# [Assigned task]
A faithful copy of all the data below, please; leave no line out.

# [Recorded information]
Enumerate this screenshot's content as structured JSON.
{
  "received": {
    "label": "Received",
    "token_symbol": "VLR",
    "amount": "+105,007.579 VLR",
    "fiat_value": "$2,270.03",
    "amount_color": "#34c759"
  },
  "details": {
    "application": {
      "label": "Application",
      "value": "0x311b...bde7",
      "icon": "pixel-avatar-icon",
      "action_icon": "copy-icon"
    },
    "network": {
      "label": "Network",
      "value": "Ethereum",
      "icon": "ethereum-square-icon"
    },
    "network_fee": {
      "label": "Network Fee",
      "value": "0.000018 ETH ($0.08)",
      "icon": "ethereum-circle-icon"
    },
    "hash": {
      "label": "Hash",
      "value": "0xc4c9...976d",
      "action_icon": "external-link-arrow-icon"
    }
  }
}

# [Response area]
Enumerate this screenshot's content as structured JSON.
{
  "received": {
    "label": "Received",
    "token_symbol": "VLR",
    "amount": "+105,007.579 VLR",
    "fiat_value": "$2,270.03",
    "amount_color": "#34c759"
  },
  "details": {
    "application": {
      "label": "Application",
      "value": "0x311b...bde7",
      "icon": "pixel-avatar-icon",
      "action_icon": "copy-icon"
    },
    "network": {
      "label": "Network",
      "value": "Ethereum",
      "icon": "ethereum-square-icon"
    },
    "network_fee": {
      "label": "Network Fee",
      "value": "0.000018 ETH ($0.08)",
      "icon": "ethereum-circle-icon"
    },
    "hash": {
      "label": "Hash",
      "value": "0xc4c9...976d",
      "action_icon": "external-link-arrow-icon"
    }
  }
}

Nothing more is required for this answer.